### [TASK STATEMENT]
Each entry that follows is to be duplicated exactly, without its images.

### [LISTED ENTRIES]
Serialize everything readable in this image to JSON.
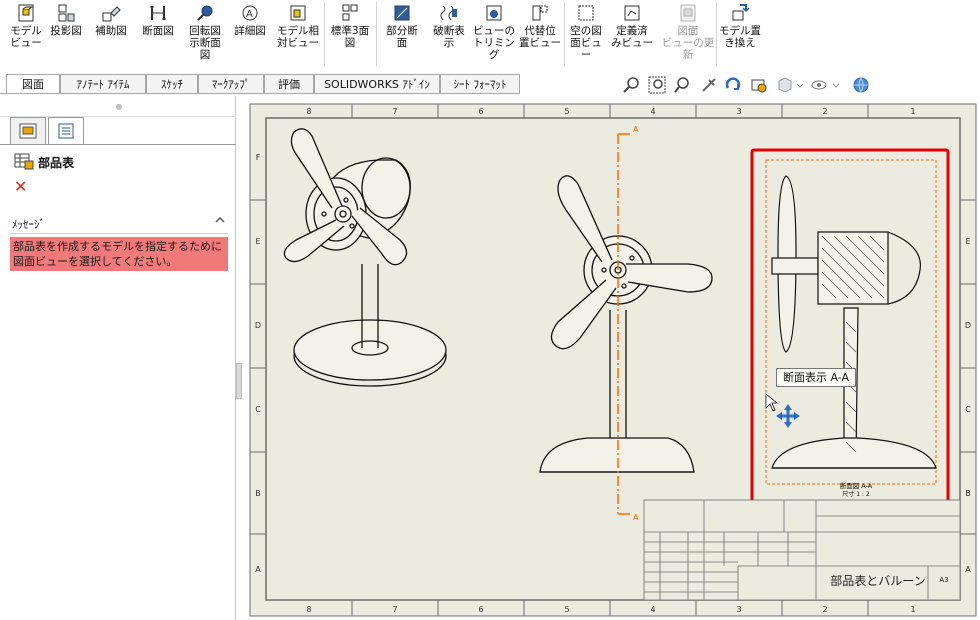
{
  "ribbon": {
    "buttons": [
      {
        "label": "モデル\nビュー",
        "icon": "model-view-icon"
      },
      {
        "label": "投影図",
        "icon": "projected-view-icon"
      },
      {
        "label": "補助図",
        "icon": "auxiliary-view-icon"
      },
      {
        "label": "断面図",
        "icon": "section-view-icon"
      },
      {
        "label": "回転図\n示断面\n図",
        "icon": "removed-section-icon"
      },
      {
        "label": "詳細図",
        "icon": "detail-view-icon"
      },
      {
        "label": "モデル相\n対ビュー",
        "icon": "relative-view-icon"
      },
      {
        "label": "標準3面\n図",
        "icon": "standard-3-view-icon"
      },
      {
        "label": "部分断\n面",
        "icon": "broken-out-section-icon"
      },
      {
        "label": "破断表\n示",
        "icon": "break-icon"
      },
      {
        "label": "ビューの\nトリミング",
        "icon": "crop-view-icon"
      },
      {
        "label": "代替位\n置ビュー",
        "icon": "alternate-position-icon"
      },
      {
        "label": "空の図\n面ビュー",
        "icon": "empty-view-icon"
      },
      {
        "label": "定義済\nみビュー",
        "icon": "predefined-view-icon"
      },
      {
        "label": "図面\nビューの更\n新",
        "icon": "update-views-icon",
        "disabled": true
      },
      {
        "label": "モデル置\nき換え",
        "icon": "replace-model-icon"
      }
    ]
  },
  "tabs": [
    "図面",
    "ｱﾉﾃｰﾄ ｱｲﾃﾑ",
    "ｽｹｯﾁ",
    "ﾏｰｸｱｯﾌﾟ",
    "評価",
    "SOLIDWORKS ｱﾄﾞｲﾝ",
    "ｼｰﾄ ﾌｫｰﾏｯﾄ"
  ],
  "property_manager": {
    "title": "部品表",
    "cancel_symbol": "✕",
    "message_header": "ﾒｯｾｰｼﾞ",
    "message_text": "部品表を作成するモデルを指定するために図面ビューを選択してください。"
  },
  "drawing": {
    "column_labels_top": [
      "8",
      "7",
      "6",
      "5",
      "4",
      "3",
      "2",
      "1"
    ],
    "row_labels": [
      "F",
      "E",
      "D",
      "C",
      "B",
      "A"
    ],
    "section_marker": "A",
    "section_view_caption": "断面図 A-A",
    "section_view_scale": "尺寸 1 : 2",
    "title_block_title": "部品表とバルーン",
    "title_block_size": "A3"
  },
  "tooltip": {
    "text": "断面表示 A-A"
  },
  "colors": {
    "accent": "#ff6a00",
    "selection": "#e20000",
    "paper": "#ecebdf",
    "message_bg": "#f07a7a"
  }
}
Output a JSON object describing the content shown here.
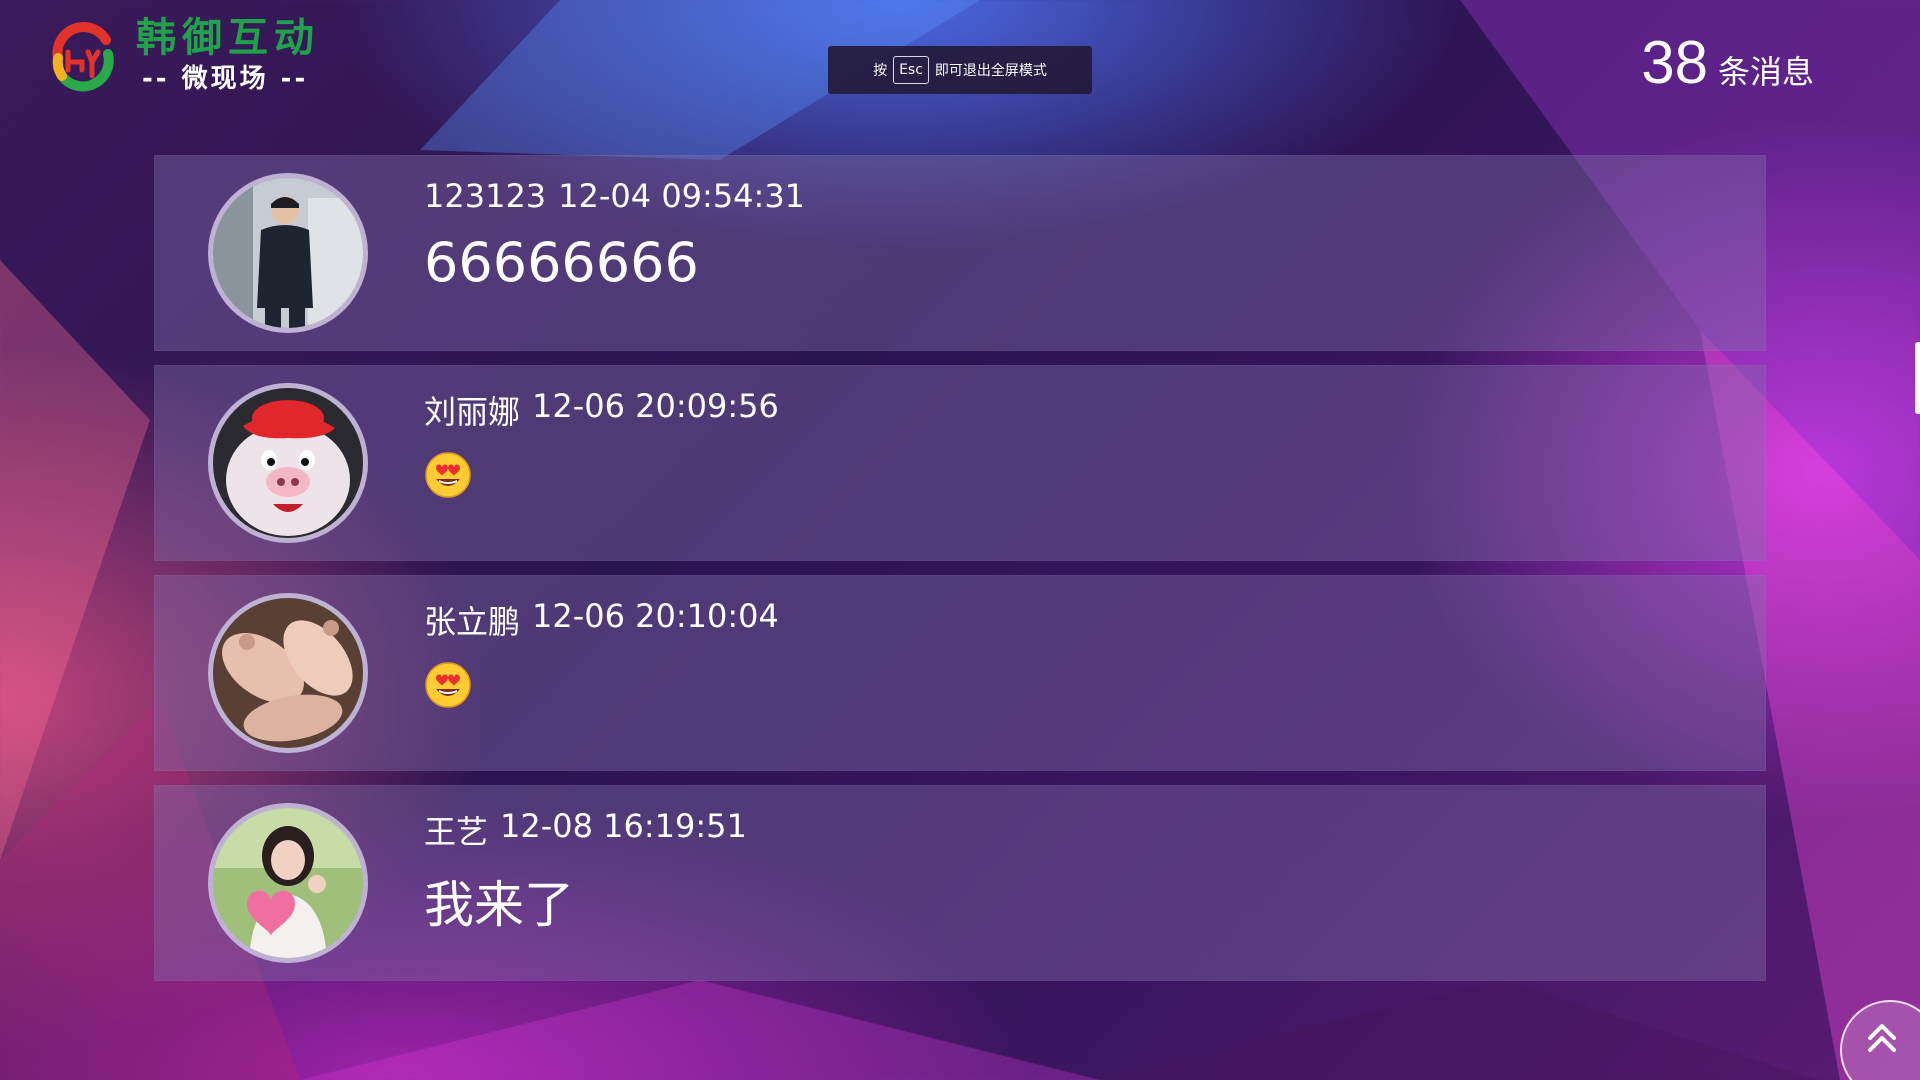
{
  "header": {
    "logo_title": "韩御互动",
    "logo_subtitle": "-- 微现场 --",
    "esc_hint_before": "按",
    "esc_key": "Esc",
    "esc_hint_after": "即可退出全屏模式",
    "message_count": "38",
    "message_count_unit": "条消息"
  },
  "messages": [
    {
      "name": "123123",
      "time": "12-04 09:54:31",
      "type": "text",
      "content": "66666666",
      "avatar": "young-man-avatar"
    },
    {
      "name": "刘丽娜",
      "time": "12-06 20:09:56",
      "type": "emoji",
      "content": "heart-eyes-emoji",
      "avatar": "pig-mascot-avatar"
    },
    {
      "name": "张立鹏",
      "time": "12-06 20:10:04",
      "type": "emoji",
      "content": "heart-eyes-emoji",
      "avatar": "piglets-avatar"
    },
    {
      "name": "王艺",
      "time": "12-08 16:19:51",
      "type": "text",
      "content": "我来了",
      "avatar": "girl-heart-avatar"
    }
  ],
  "icons": {
    "logo": "hy-logo-icon",
    "scroll_top": "double-chevron-up-icon"
  },
  "colors": {
    "logo_green": "#1fa24a",
    "logo_red": "#e2332a",
    "card_bg": "rgba(128,110,170,0.42)"
  }
}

### [RESULT OF THIS TASK]
Serialize everything readable in this image to JSON.
{
  "ribbon": {
    "buttons": [
      {
        "label": "モデル\nビュー",
        "icon": "model-view-icon"
      },
      {
        "label": "投影図",
        "icon": "projected-view-icon"
      },
      {
        "label": "補助図",
        "icon": "auxiliary-view-icon"
      },
      {
        "label": "断面図",
        "icon": "section-view-icon"
      },
      {
        "label": "回転図\n示断面\n図",
        "icon": "removed-section-icon"
      },
      {
        "label": "詳細図",
        "icon": "detail-view-icon"
      },
      {
        "label": "モデル相\n対ビュー",
        "icon": "relative-view-icon"
      },
      {
        "label": "標準3面\n図",
        "icon": "standard-3-view-icon"
      },
      {
        "label": "部分断\n面",
        "icon": "broken-out-section-icon"
      },
      {
        "label": "破断表\n示",
        "icon": "break-icon"
      },
      {
        "label": "ビューの\nトリミング",
        "icon": "crop-view-icon"
      },
      {
        "label": "代替位\n置ビュー",
        "icon": "alternate-position-icon"
      },
      {
        "label": "空の図\n面ビュー",
        "icon": "empty-view-icon"
      },
      {
        "label": "定義済\nみビュー",
        "icon": "predefined-view-icon"
      },
      {
        "label": "図面\nビューの更\n新",
        "icon": "update-views-icon",
        "disabled": true
      },
      {
        "label": "モデル置\nき換え",
        "icon": "replace-model-icon"
      }
    ]
  },
  "tabs": [
    "図面",
    "ｱﾉﾃｰﾄ ｱｲﾃﾑ",
    "ｽｹｯﾁ",
    "ﾏｰｸｱｯﾌﾟ",
    "評価",
    "SOLIDWORKS ｱﾄﾞｲﾝ",
    "ｼｰﾄ ﾌｫｰﾏｯﾄ"
  ],
  "property_manager": {
    "title": "部品表",
    "cancel_symbol": "✕",
    "message_header": "ﾒｯｾｰｼﾞ",
    "message_text": "部品表を作成するモデルを指定するために図面ビューを選択してください。"
  },
  "drawing": {
    "column_labels_top": [
      "8",
      "7",
      "6",
      "5",
      "4",
      "3",
      "2",
      "1"
    ],
    "row_labels": [
      "F",
      "E",
      "D",
      "C",
      "B",
      "A"
    ],
    "section_marker": "A",
    "section_view_caption": "断面図 A-A",
    "section_view_scale": "尺寸 1 : 2",
    "title_block_title": "部品表とバルーン",
    "title_block_size": "A3"
  },
  "tooltip": {
    "text": "断面表示 A-A"
  },
  "colors": {
    "accent": "#ff6a00",
    "selection": "#e20000",
    "paper": "#ecebdf",
    "message_bg": "#f07a7a"
  }
}
Output a JSON object describing the content shown here.
{
  "header": {
    "logo_title": "韩御互动",
    "logo_subtitle": "-- 微现场 --",
    "esc_hint_before": "按",
    "esc_key": "Esc",
    "esc_hint_after": "即可退出全屏模式",
    "message_count": "38",
    "message_count_unit": "条消息"
  },
  "messages": [
    {
      "name": "123123",
      "time": "12-04 09:54:31",
      "type": "text",
      "content": "66666666",
      "avatar": "young-man-avatar"
    },
    {
      "name": "刘丽娜",
      "time": "12-06 20:09:56",
      "type": "emoji",
      "content": "heart-eyes-emoji",
      "avatar": "pig-mascot-avatar"
    },
    {
      "name": "张立鹏",
      "time": "12-06 20:10:04",
      "type": "emoji",
      "content": "heart-eyes-emoji",
      "avatar": "piglets-avatar"
    },
    {
      "name": "王艺",
      "time": "12-08 16:19:51",
      "type": "text",
      "content": "我来了",
      "avatar": "girl-heart-avatar"
    }
  ],
  "icons": {
    "logo": "hy-logo-icon",
    "scroll_top": "double-chevron-up-icon"
  },
  "colors": {
    "logo_green": "#1fa24a",
    "logo_red": "#e2332a",
    "card_bg": "rgba(128,110,170,0.42)"
  }
}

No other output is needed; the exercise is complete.